Manning gets back to the Super Bowl and faces one of the best defenses of the modern era. It didn’t go well.
February 1, 2015
Brady is (probably) the greatest QB ever
Malcolm Butler’s interception sealed it, but Brady gave the Patriots the lead on the previous possession, giving him his coveted fourth ring while Manning looked to be washed up.
January 24, 2016
Brady’s better and this year he’ll prove he’s the best ever
Brady beating Peyton and then winning a record fifth Super Bowl would guarantee his status as the G.O.A.T.
January 25, 2016

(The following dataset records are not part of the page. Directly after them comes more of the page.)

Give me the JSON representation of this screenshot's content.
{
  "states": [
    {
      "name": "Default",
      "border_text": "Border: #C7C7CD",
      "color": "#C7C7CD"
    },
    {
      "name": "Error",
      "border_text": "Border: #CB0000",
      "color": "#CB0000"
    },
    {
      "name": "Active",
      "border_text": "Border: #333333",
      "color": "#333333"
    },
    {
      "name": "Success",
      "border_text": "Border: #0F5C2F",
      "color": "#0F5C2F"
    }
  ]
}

Well, let’s just say they’re both great (but Peyton needs another ring)
And here we are.
The narrative shifts once again.
Everyone was ready to declare Brady the career winner via TKO with a win yesterday, but Peyton outplayed him, something that has happened much more often recently. Yes, Brady is 11 – 6 all-time against Manning, but he’s only 5 – 6 in their last 11 meetings. Moreover, he’s a total of 2 – 3 in the playoffs against him and 1 – 3 in AFC Championships.
Who’s the choker now?
Can you be a choker if you’re the underdog? Manning’s Broncos once again face a tough opponent in the Super Bowl and Carolina has been installed as the clear favorite.
Brady is 4 – 2 in Super Bowls. Montana was 4 – 0. John Elway was 2 – 3. Jim Kelly was 0 – 4.
Will it matter if Peyton is 1 – 3 or 2 – 2?
That’s a problem, because no matter how much we wish it weren’t so, football games are about much more than just quarterback play. Luck, timing, and circumstance all play a role. Brady’s career started with a great defense, a world-class kicker, and one of the greatest coaches ever. The Patriots have won their four Super Bowls by a combined fifteen points and lost two by a combined seven points, so Brady could conceivably be anywhere from 0 – 6 to 6 – 0. Do the Patriots really have a dynasty if they’ve only won one championship in 11 years?
Both have had their bad playoff performances, but Manning’s are more magnified. It’s easy to say that Brady has been the recipient of good luck – the Tuck Rule, the Malcolm Butler interception – while Peyton has had bad luck – the Roethlisberger tackle, the Ravens quasi-Hail Mary, the only cold weather Super Bowl – but both have experienced a fair share of both good and bad fortune.
Some may ask what if Brady had Denver’s team? But what if Manning had had Belichick his entire career? Put Peyton on the Patriots from 2001 – 2008 and what happens? Put Brady on the Broncos from 2012 – 2016 and what happens?
The narrative would be very different, that’s for sure.
Christopher Pierznik is the author of eight books, all of which can be purchased in paperback and Kindle. His work has appeared on XXL, Cuepoint, Business Insider, The Cauldron, and many more. Subscribe to his monthly reading review newsletter or follow him on Facebook or Twitter.